As a result I’m stronger in my body and sharper in my brain. I understand why my staff offered to go walking with me – even on the weekend – bless them.

I understand why the Alzheimer’s Association says, “what’s good for your heart is good for your brain”.

And all around me, I see the people who were like me, uninformed, addicted to sugar highs, manic on sugar highs.

November 14 was World Diabetes Day…every day…every meal is diabetes day for me!

This year the focus for World Diabetes Day is to test to prevent Type 2 diabetes.

How about you get your blood sugar levels tested and talk to your Doctor about the merit of getting your insulin levels or insulin resistance tested, especially if you are overweight, carry torso fat or are over 45.

Now here is some factual information about diabetes from Charmayne, one of the lovely Daughterly Care Registered Nurses.

Daughterly Care's Registered Nurse, Charmayne

Diabetes mellitus is a chronic disease in which there are high levels of glucose in the blood. In type 1 diabetes the body does not make insulin and in type 2 diabetes there is insulin deficiency or resistance. When the body does not have enough insulin or cannot use insulin to turn glucose into energy the result is hyperglycemia. If untreated high blood glucose can lead to complications with kidney, eye and nerve damage and heart disease such as angina, heart attacks, strokes and circulation problems resulting in foot ulcers or infections.

In Australia over 1.2 million people are known to have diabetes.
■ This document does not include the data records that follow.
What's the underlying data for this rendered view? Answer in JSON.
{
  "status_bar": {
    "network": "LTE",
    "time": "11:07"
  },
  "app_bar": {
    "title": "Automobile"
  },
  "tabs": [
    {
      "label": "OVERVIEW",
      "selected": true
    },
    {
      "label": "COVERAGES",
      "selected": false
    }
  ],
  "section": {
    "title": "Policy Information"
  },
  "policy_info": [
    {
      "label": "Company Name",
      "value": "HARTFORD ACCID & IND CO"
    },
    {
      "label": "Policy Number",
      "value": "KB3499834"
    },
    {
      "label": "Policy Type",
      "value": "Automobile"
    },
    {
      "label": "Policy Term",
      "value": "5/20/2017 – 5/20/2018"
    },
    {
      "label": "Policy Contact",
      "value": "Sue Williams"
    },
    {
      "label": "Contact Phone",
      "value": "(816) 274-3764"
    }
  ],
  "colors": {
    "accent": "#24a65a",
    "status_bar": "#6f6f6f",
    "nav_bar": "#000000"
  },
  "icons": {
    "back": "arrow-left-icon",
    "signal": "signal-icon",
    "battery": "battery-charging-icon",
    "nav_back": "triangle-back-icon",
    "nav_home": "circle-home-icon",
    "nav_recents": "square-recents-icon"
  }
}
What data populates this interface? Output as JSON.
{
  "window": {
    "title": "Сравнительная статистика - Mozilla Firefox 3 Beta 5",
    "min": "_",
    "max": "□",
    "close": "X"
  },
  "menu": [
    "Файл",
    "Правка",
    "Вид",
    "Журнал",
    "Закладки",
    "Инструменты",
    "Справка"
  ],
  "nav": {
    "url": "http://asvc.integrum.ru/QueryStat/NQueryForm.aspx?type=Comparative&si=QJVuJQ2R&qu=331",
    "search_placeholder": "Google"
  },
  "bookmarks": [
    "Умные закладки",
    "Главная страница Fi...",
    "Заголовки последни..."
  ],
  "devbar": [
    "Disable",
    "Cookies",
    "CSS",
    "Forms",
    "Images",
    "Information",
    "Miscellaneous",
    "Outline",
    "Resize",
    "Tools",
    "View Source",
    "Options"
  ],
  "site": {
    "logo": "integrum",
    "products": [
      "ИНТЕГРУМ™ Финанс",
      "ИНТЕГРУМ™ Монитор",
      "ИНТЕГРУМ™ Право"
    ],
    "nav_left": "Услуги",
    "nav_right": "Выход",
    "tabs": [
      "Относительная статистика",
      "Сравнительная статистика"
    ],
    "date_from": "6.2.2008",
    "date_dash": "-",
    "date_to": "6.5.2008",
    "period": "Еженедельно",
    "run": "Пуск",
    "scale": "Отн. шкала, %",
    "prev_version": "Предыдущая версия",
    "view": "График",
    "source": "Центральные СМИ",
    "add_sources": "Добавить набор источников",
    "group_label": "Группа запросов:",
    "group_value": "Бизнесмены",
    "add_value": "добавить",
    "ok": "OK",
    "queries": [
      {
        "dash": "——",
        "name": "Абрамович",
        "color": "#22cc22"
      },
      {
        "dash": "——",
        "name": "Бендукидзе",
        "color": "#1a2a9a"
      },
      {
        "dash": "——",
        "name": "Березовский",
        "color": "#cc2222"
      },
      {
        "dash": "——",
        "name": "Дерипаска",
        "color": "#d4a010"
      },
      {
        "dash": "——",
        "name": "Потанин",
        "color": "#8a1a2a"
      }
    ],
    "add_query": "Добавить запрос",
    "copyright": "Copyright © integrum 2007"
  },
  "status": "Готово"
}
Eighty five percent have type 2 diabetes. It is estimated a further 500,000 people have type 2 and remain undiagnosed. Type 2 diabetes can occur at any age but is more common in older people. Of the 1.2 million over 700,000 are aged 60 years or older.

Type 2 diabetes is associated with an increased risk of Alzheimer’s Disease and vascular dementia.
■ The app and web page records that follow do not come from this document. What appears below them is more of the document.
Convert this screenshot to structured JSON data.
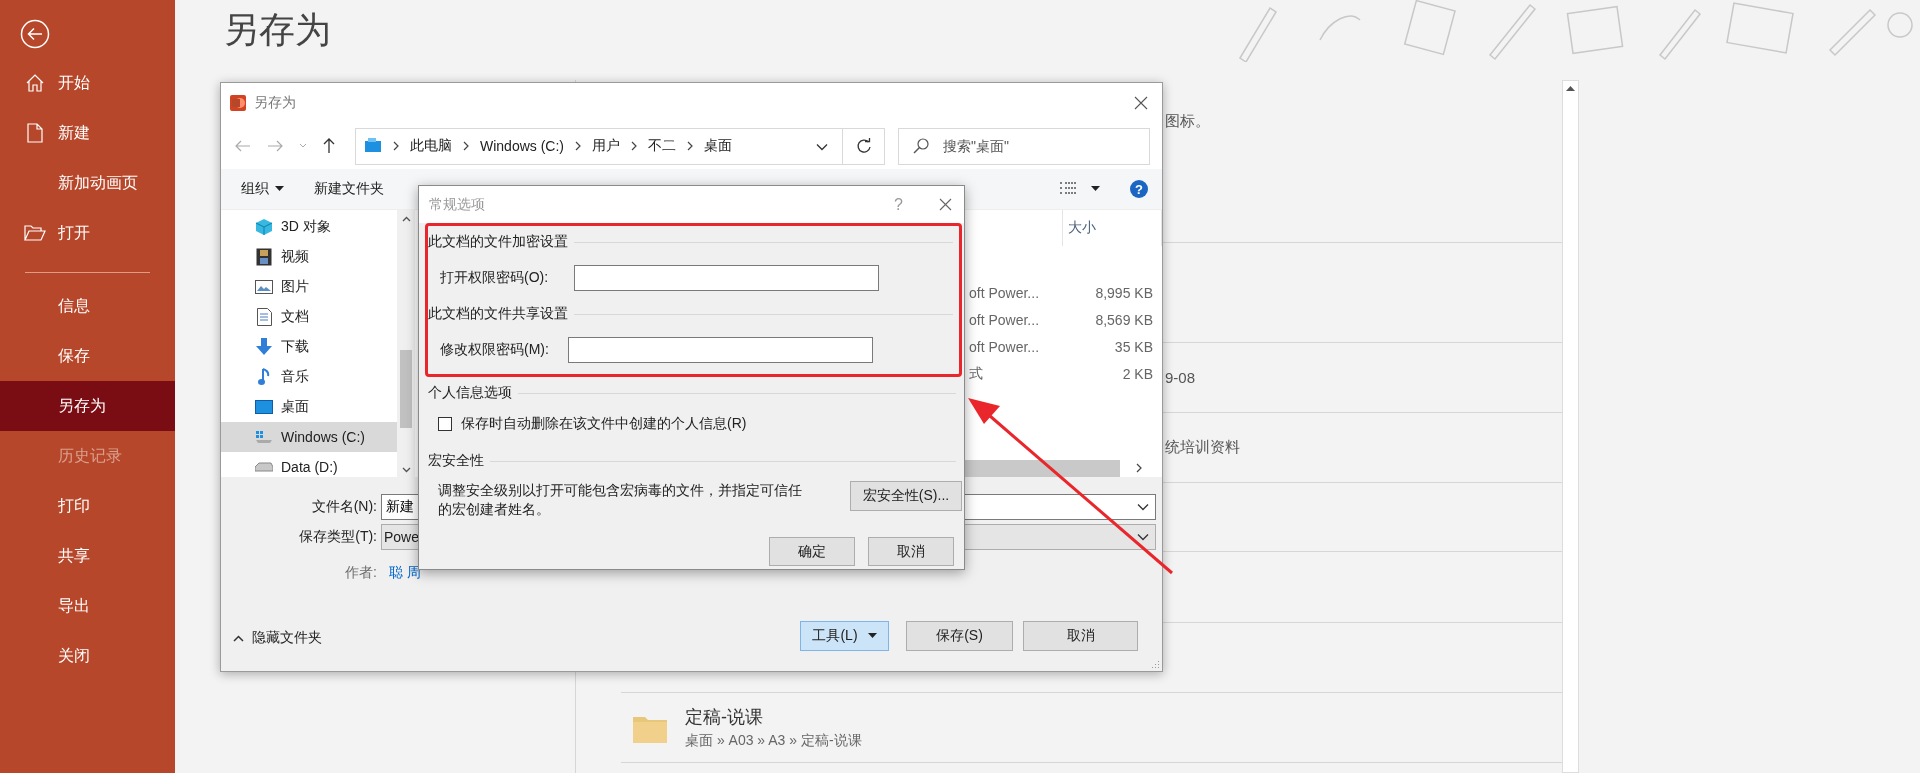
{
  "sidebar": {
    "items": [
      {
        "kind": "home",
        "label": "开始",
        "selected": false,
        "disabled": false
      },
      {
        "kind": "page",
        "label": "新建",
        "selected": false,
        "disabled": false
      },
      {
        "kind": "plain",
        "label": "新加动画页",
        "selected": false,
        "disabled": false
      },
      {
        "kind": "folder",
        "label": "打开",
        "selected": false,
        "disabled": false
      },
      {
        "kind": "divider"
      },
      {
        "kind": "plain",
        "label": "信息",
        "selected": false,
        "disabled": false
      },
      {
        "kind": "plain",
        "label": "保存",
        "selected": false,
        "disabled": false
      },
      {
        "kind": "plain",
        "label": "另存为",
        "selected": true,
        "disabled": false
      },
      {
        "kind": "plain",
        "label": "历史记录",
        "selected": false,
        "disabled": true
      },
      {
        "kind": "plain",
        "label": "打印",
        "selected": false,
        "disabled": false
      },
      {
        "kind": "plain",
        "label": "共享",
        "selected": false,
        "disabled": false
      },
      {
        "kind": "plain",
        "label": "导出",
        "selected": false,
        "disabled": false
      },
      {
        "kind": "plain",
        "label": "关闭",
        "selected": false,
        "disabled": false
      }
    ]
  },
  "page_title": "另存为",
  "recent_list": {
    "rows": [
      {
        "kind": "text",
        "text": "图标。"
      },
      {
        "kind": "blank"
      },
      {
        "kind": "text",
        "text": "9-08"
      },
      {
        "kind": "text",
        "text": "统培训资料"
      },
      {
        "kind": "blank"
      },
      {
        "kind": "blank"
      },
      {
        "kind": "blank"
      },
      {
        "kind": "folder",
        "name": "定稿-说课",
        "path": "桌面 » A03 » A3 » 定稿-说课"
      }
    ]
  },
  "save_dialog": {
    "title": "另存为",
    "breadcrumb": [
      "此电脑",
      "Windows (C:)",
      "用户",
      "不二",
      "桌面"
    ],
    "search": {
      "placeholder": "搜索\"桌面\""
    },
    "organize": "组织",
    "new_folder": "新建文件夹",
    "help": "?",
    "tree": [
      {
        "kind": "cube",
        "label": "3D 对象",
        "selected": false
      },
      {
        "kind": "film",
        "label": "视频",
        "selected": false
      },
      {
        "kind": "image",
        "label": "图片",
        "selected": false
      },
      {
        "kind": "doc",
        "label": "文档",
        "selected": false
      },
      {
        "kind": "download",
        "label": "下载",
        "selected": false
      },
      {
        "kind": "music",
        "label": "音乐",
        "selected": false
      },
      {
        "kind": "desktop",
        "label": "桌面",
        "selected": false
      },
      {
        "kind": "system_drive",
        "label": "Windows (C:)",
        "selected": true
      },
      {
        "kind": "drive",
        "label": "Data (D:)",
        "selected": false
      }
    ],
    "columns": [
      "大小"
    ],
    "files": [
      {
        "type": "oft Power...",
        "size": "8,995 KB"
      },
      {
        "type": "oft Power...",
        "size": "8,569 KB"
      },
      {
        "type": "oft Power...",
        "size": "35 KB"
      },
      {
        "type": "式",
        "size": "2 KB"
      }
    ],
    "filename_label": "文件名(N):",
    "filename": "新建",
    "type_label": "保存类型(T):",
    "type_value": "Powe",
    "author_label": "作者:",
    "author": "聪 周",
    "hide_folders": "隐藏文件夹",
    "tools": "工具(L)",
    "save": "保存(S)",
    "cancel": "取消"
  },
  "options_dialog": {
    "title": "常规选项",
    "help": "?",
    "encryption": {
      "heading": "此文档的文件加密设置",
      "label": "打开权限密码(O):"
    },
    "sharing": {
      "heading": "此文档的文件共享设置",
      "label": "修改权限密码(M):"
    },
    "privacy": {
      "heading": "个人信息选项",
      "checkbox": {
        "label": "保存时自动删除在该文件中创建的个人信息(R)",
        "checked": false
      }
    },
    "macro": {
      "heading": "宏安全性",
      "description": "调整安全级别以打开可能包含宏病毒的文件，并指定可信任的宏创建者姓名。",
      "button": "宏安全性(S)..."
    },
    "buttons": [
      "确定",
      "取消"
    ]
  }
}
Alzheimer’s Australia National CEO Carol Bennett highlights the link stating “The risk of developing dementia in the general population is around 10%, for people with diabetes this risk significantly increases to around 20%.”

What causes the association between diabetes and dementia risk is not clearly understood. Diabetes does not necessarily cause dementia and most people with dementia don’t have diabetes. More research is needed to prove that effectively managing diabetes can reduce the risk of dementia however it seems likely that managing blood glucose levels will reduce the risk of the health problems outlined above including dementia.

A Healthy balanced diet assists with preventing diabetes and dementia

To reduce your risk of type 2 diabetes – test to prevent. Check blood sugar and insulin levels regularly, maintain a healthy body weight, increase physical activity and eat a diet high in fruits, vegetables, whole grains, beans, nuts and seeds.

It is recognised that lifestyle factors remain unproven as a means of preventing dementia however, physically active people have a lower incidence and evidence continues to accumulate in support of modifying lifestyle and activity levels. High levels of social, mental and physical activity are associated with a decreased risk of dementia.

Type 2 diabetes can be prevented and / or delayed. ****The risk of developing type 2 diabetes can be reduced by up to 58% when you maintain a healthy weight, are physically active and follow a healthy eating plan.***

The key is prevention and early detection – test to prevent.

References

Source 1: http://www.smh.com.au/national/health/diabetes-threatens-to-overwhelm-western-sydney-hospitals-as-obesity-epidemic-rages-20160512-gotfas.html

Source 2: http://www.smh.com.au/nsw/amputations-due-to-diabetes-up-25-per-cent-in-two-years-20160310-gng434.html

https://www.fightdementia.org.au/media-releases/diabetes-can-double-dementia-risk

https://www.alz.org/national/documents/latino_brochure_diabetes.pdf

https://www.diabetesaustralia.com.au/

Prevention of Dementia, Daniel Press, MD and Michael Alexander, MD, Up to Date, October 2016
https://www.uptodate.com/contents/prevention-of-dementia?source=see_link&sectionName=LIFESTYLE%20AND%20ACTIVITY&anchor=H10#H10

Risk factors for cognitive decline and dementia, Eric B Larson, MD, Up to Date, October 2016
https://www.uptodate.com/contents/risk-factors-for-cognitive-decline-and-dementia?source=see_link&sectionName=LIFESTYLE%20AND%20ACTIVITY&anchor=H14#H14